Data for the task ▸
--------------------------------------------------

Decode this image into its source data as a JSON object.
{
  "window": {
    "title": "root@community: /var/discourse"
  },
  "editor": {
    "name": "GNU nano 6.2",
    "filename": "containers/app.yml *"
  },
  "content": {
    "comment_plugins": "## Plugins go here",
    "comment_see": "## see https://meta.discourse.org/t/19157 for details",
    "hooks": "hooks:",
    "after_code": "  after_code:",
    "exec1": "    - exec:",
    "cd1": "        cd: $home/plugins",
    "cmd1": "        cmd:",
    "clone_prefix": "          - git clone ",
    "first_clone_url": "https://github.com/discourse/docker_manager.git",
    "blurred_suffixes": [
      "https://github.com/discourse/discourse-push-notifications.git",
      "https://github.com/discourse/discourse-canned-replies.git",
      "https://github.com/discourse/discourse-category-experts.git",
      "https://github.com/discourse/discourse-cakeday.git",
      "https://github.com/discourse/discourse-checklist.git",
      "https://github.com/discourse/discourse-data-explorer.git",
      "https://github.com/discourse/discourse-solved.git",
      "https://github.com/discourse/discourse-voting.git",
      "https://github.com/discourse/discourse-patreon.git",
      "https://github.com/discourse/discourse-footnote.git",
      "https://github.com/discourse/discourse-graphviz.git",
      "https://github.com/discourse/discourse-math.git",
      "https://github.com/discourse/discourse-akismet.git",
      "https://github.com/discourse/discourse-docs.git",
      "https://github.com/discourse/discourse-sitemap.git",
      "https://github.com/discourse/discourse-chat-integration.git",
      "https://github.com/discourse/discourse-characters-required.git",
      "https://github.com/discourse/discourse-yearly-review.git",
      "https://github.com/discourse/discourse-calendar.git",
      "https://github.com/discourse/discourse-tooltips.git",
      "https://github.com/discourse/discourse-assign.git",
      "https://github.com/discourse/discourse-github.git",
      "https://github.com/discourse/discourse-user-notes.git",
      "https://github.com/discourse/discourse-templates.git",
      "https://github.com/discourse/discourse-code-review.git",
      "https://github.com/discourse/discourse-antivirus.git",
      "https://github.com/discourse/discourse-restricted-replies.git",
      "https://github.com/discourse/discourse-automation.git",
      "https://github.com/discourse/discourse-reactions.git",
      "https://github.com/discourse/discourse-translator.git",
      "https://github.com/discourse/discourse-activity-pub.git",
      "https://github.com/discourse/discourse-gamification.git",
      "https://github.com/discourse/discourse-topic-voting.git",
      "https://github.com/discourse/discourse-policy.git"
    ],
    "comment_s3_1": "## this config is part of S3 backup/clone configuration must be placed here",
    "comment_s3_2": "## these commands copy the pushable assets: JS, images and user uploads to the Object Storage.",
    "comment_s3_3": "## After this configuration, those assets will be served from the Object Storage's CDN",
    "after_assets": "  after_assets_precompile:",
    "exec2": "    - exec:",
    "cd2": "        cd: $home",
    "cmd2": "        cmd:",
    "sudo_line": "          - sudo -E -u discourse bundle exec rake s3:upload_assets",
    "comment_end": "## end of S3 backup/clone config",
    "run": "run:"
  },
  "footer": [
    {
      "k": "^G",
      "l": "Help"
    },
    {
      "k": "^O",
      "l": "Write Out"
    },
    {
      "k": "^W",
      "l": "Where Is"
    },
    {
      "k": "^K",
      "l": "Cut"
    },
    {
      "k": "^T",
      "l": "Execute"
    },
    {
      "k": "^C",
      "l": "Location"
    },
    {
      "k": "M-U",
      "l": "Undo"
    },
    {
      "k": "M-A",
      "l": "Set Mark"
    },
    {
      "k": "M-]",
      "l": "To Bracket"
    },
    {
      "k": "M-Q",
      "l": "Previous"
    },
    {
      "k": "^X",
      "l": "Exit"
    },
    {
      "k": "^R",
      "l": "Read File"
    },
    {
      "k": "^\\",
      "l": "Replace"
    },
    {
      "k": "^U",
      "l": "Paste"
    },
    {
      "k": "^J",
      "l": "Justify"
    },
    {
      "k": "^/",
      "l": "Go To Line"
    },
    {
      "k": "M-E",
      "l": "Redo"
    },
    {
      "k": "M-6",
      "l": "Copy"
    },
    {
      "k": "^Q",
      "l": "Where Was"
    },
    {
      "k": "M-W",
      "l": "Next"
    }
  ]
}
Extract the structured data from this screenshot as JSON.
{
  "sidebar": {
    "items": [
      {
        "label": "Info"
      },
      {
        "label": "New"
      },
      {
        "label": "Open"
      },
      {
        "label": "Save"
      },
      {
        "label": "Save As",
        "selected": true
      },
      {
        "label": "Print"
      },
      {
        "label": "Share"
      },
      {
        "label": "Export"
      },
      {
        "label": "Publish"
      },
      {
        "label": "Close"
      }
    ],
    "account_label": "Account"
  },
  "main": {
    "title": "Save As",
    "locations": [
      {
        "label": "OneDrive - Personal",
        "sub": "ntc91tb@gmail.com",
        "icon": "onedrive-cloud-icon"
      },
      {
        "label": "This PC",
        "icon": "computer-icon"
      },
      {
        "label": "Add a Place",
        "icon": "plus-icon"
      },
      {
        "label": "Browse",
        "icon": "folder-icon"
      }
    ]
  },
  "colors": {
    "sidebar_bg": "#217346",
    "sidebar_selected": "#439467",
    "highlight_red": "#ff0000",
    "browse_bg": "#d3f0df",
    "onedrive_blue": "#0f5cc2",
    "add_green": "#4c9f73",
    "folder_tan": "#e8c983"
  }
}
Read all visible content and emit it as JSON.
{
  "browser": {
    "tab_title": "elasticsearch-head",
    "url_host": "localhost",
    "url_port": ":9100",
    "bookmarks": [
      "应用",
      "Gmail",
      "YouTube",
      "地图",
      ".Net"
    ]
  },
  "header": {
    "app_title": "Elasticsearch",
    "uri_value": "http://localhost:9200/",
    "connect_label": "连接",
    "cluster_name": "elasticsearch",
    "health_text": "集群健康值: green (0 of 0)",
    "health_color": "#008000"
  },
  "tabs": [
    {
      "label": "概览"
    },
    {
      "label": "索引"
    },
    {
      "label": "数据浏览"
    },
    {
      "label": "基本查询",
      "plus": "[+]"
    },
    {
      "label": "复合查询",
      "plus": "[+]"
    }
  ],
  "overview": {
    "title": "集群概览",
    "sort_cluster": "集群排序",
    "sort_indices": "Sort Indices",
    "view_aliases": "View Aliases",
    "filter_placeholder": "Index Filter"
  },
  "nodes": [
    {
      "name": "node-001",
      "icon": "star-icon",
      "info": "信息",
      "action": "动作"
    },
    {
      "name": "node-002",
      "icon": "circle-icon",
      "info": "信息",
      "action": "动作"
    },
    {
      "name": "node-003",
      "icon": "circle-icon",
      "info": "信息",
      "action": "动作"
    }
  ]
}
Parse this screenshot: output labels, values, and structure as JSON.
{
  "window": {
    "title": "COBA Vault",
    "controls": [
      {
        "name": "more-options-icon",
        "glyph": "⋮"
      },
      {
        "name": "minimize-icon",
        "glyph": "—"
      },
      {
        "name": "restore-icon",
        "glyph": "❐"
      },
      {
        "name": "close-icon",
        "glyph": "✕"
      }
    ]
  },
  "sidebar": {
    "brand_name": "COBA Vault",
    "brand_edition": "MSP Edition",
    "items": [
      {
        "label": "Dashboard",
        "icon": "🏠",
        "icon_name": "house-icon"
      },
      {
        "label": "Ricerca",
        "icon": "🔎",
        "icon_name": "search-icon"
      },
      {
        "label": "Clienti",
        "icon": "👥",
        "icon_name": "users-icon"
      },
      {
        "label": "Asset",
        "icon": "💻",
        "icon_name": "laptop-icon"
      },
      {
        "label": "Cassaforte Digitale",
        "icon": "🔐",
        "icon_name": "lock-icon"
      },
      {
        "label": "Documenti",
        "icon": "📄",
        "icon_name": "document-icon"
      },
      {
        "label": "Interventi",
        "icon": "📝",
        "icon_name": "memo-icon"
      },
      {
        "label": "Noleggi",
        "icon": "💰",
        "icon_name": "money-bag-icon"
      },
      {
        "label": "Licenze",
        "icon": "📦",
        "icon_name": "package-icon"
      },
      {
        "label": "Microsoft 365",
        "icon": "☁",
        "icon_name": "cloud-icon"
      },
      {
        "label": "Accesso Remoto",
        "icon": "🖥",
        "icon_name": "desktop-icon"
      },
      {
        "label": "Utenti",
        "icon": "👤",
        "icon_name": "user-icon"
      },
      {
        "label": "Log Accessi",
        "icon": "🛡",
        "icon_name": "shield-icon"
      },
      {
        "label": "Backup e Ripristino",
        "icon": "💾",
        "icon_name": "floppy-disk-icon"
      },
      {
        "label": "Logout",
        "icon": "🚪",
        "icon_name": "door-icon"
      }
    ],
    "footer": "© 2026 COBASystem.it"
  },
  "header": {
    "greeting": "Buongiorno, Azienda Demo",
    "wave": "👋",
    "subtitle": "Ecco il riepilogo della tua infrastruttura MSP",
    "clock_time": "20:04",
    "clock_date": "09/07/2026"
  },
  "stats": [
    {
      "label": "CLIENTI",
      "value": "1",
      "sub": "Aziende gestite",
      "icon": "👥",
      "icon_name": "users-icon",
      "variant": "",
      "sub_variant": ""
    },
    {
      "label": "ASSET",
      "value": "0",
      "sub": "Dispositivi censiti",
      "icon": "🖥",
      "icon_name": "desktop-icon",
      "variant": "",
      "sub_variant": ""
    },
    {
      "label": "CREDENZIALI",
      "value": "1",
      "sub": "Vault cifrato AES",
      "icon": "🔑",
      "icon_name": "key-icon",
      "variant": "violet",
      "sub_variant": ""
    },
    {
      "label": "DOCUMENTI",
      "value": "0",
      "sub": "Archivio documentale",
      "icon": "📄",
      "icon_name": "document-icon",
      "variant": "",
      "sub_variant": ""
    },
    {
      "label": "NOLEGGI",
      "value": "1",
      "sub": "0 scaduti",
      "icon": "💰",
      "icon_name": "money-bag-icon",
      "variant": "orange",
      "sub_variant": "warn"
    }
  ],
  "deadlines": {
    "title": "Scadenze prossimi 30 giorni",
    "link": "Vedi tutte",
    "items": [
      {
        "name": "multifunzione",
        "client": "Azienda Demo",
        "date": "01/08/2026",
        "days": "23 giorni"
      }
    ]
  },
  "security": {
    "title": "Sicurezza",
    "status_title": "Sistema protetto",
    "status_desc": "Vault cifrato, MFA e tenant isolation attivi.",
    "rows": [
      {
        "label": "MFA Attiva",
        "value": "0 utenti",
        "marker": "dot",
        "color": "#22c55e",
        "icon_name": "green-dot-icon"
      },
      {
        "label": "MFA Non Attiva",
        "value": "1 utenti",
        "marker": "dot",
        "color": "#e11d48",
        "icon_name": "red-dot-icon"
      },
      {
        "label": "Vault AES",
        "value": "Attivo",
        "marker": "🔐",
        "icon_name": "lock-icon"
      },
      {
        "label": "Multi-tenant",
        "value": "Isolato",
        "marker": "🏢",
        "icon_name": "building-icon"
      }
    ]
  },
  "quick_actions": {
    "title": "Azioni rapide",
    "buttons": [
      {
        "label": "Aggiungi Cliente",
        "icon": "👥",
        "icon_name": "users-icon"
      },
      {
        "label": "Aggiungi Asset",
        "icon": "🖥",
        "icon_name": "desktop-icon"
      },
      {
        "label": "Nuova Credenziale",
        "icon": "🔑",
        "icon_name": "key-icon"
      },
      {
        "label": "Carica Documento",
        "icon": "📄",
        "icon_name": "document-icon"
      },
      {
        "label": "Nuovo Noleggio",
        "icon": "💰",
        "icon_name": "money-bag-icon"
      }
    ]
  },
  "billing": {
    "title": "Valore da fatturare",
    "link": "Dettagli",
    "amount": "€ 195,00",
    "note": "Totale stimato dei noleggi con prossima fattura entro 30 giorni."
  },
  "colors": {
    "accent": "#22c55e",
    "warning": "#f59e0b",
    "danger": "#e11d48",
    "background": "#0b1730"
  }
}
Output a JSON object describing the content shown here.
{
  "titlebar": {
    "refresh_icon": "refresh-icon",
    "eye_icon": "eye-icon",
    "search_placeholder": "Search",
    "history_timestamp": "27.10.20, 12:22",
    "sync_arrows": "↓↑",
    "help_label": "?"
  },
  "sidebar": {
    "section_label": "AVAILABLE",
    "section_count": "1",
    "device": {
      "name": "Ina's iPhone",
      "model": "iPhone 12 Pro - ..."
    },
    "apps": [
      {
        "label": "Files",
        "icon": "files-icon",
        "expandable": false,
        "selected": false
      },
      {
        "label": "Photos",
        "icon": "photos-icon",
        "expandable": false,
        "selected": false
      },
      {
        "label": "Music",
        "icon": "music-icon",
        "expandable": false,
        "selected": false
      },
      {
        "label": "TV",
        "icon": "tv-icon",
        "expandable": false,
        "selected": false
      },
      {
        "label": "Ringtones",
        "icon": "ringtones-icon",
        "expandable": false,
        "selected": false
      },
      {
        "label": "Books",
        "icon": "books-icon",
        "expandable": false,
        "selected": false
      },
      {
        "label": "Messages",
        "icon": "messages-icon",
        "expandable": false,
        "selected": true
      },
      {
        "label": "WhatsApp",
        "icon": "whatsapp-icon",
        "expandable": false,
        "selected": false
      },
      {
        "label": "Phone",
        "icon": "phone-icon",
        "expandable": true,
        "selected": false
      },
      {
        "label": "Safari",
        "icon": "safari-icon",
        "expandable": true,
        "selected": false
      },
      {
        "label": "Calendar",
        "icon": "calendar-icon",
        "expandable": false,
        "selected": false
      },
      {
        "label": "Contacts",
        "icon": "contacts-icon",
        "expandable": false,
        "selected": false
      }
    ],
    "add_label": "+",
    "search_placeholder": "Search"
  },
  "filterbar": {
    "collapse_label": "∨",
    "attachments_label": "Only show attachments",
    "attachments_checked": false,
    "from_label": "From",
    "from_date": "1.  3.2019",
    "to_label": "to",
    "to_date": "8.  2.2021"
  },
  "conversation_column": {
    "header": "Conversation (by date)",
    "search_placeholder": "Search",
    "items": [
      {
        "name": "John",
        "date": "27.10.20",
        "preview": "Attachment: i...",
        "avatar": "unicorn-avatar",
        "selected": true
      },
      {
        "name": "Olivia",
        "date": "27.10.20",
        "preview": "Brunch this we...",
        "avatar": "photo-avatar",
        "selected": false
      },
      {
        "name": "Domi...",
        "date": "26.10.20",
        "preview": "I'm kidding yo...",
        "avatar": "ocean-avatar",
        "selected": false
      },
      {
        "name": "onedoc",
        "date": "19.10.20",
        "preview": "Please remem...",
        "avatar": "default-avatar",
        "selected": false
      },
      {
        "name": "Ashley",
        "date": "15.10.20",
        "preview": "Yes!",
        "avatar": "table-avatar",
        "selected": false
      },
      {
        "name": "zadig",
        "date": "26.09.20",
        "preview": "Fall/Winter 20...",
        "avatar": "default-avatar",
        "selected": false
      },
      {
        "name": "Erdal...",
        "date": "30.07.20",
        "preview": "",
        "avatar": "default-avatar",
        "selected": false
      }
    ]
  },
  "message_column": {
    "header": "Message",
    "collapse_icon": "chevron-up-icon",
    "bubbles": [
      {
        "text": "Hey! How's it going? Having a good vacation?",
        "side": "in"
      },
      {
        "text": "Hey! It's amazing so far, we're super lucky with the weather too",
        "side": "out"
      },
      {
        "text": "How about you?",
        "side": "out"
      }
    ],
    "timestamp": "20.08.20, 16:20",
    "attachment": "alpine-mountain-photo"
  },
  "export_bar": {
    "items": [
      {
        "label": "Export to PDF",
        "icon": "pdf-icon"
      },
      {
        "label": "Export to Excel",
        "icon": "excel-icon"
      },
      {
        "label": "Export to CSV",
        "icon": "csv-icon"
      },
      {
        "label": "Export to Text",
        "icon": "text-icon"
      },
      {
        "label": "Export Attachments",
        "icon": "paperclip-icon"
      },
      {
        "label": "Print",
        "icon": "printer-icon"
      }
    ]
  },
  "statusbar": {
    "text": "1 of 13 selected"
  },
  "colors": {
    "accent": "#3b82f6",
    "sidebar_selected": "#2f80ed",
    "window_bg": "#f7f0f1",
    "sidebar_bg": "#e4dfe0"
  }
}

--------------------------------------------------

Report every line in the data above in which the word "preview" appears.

        "preview": "Attachment: i...",
        "preview": "Brunch this we...",
        "preview": "I'm kidding yo...",
        "preview": "Please remem...",
        "preview": "Yes!",
        "preview": "Fall/Winter 20...",
        "preview": "",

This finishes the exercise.